The dispute on the merits concerns a couple – CC and VO-, and its son M, who was born in 2011. CC has had sole custody of M since his birth. M lived in Sweden until October 2019, when he began to attend a boarding school in Russia. Two months later, VO brought an action against CC claiming that he should be awarded sole custody of M. In the alternative, VO requested that he and CC should have joint custody of M and that their son should be permanently resident with him. CC contested the claims. Principally, she claimed on her own behalf that she should continue to have sole custody of M and, in the alternative, that she and VO should have joint custody of the son.

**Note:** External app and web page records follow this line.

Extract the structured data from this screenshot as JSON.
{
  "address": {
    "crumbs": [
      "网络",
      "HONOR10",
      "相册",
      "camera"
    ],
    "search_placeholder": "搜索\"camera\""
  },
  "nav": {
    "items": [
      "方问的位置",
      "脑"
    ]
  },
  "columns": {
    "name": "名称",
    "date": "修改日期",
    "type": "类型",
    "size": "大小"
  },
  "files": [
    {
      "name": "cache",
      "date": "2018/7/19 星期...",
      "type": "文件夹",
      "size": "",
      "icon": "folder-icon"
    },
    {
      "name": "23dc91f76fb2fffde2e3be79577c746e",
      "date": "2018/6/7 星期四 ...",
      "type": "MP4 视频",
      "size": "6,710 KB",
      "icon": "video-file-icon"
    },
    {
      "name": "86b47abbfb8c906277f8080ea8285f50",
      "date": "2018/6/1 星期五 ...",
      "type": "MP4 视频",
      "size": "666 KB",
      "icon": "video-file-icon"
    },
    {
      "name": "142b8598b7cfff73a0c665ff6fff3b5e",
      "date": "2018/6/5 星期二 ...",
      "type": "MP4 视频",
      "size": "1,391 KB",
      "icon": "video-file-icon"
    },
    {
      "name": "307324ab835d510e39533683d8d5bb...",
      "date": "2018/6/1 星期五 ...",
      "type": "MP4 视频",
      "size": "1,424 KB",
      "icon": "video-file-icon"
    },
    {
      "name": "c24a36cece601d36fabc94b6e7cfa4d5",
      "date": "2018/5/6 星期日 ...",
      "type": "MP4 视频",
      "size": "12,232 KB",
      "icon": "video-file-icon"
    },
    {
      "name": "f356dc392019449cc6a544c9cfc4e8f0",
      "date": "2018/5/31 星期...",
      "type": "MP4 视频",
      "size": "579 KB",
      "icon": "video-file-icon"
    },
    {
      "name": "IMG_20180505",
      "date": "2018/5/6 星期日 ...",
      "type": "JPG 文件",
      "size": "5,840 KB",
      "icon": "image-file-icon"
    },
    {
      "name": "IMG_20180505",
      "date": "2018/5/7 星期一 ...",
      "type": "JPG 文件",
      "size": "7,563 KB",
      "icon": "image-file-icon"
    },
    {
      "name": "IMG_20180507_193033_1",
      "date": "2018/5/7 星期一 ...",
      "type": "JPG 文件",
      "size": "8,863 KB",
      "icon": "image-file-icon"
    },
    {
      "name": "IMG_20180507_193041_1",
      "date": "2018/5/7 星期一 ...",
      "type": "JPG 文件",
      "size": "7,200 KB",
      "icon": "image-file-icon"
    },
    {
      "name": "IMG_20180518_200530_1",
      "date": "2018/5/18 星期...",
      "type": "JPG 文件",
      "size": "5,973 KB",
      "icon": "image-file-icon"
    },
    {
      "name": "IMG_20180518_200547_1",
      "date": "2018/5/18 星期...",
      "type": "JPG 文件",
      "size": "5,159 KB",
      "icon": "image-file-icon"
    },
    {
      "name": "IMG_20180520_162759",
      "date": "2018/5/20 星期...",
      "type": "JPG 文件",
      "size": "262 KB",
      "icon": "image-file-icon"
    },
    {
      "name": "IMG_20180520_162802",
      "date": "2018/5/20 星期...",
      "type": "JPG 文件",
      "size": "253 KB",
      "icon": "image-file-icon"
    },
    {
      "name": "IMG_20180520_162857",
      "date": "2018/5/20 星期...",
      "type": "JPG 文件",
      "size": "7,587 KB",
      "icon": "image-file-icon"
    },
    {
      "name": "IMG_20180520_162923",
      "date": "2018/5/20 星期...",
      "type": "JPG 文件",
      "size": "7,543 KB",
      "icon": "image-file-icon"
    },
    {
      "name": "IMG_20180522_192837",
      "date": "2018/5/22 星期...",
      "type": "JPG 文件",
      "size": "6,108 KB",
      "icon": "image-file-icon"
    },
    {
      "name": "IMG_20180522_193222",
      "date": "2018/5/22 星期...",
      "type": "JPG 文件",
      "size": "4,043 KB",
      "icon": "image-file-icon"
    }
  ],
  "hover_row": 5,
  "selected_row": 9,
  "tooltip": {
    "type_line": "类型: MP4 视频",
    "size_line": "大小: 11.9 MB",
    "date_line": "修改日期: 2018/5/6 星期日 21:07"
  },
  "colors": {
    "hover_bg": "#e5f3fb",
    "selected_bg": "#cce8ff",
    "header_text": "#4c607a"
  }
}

In addition, CC claimed that the tingsrätten (District Court, Sweden) should dismiss VO’s action as inadmissible in so far as it concerned custody and residence. In support of the claim that the action was inadmissible, she argued that M was habitually resident in Russia and that the Swedish courts consequently lacked jurisdiction to rule on questions relating to parental responsibility over M. According to CC, M had acquired habitual residence in Russia in October 2019. She claims that, even if he had not acquired habitual residence then, M had, subsequently acquired habitual residence there. VO contested the claim raised by CC that the action was inadmissible. He argued that M was still habitually resident in Sweden and that, in any event, he was habitually resident in Sweden when the action was brought.

Finally, on the same day the Court will publish AG M. Spuznar’s opinion on C-354/21, Registrų centras, on a request sent by the Lietuvos vyriausiasis administracinis teismas (Lithuania) relating to Regulation 650/2012. The facts of the case are summarized here. The question reads:

Must point (l) of Article 1(2) and Article 69(5) of Regulation (EU) No 650/2012 of the European Parliament and of the Council of 4 July 2012 on jurisdiction, applicable law, recognition and enforcement of decisions and acceptance and enforcement of authentic instruments in matters of succession and on the creation of a European Certificate of Succession be interpreted as not precluding legal rules of the Member State in which the immovable property is situated under which the rights of ownership can be recorded in the Real Property Register on the basis of a European Certificate of Succession only in the case where all of the details necessary for registration are set out in that European Certificate of Succession?

The 5th chamber (judges E. Regan, I. Jarukaitis, D. Gratsias, Z. Csehi, and M. Ilešič reporting) will take care of the interpretation.

Legal Secretary CJEU Full Professor PIL University of Santiago de Compostela (Spain) Senior research fellow MPI Luxembourg (on leave) Usual disclaimer applies

%d bloggers like this: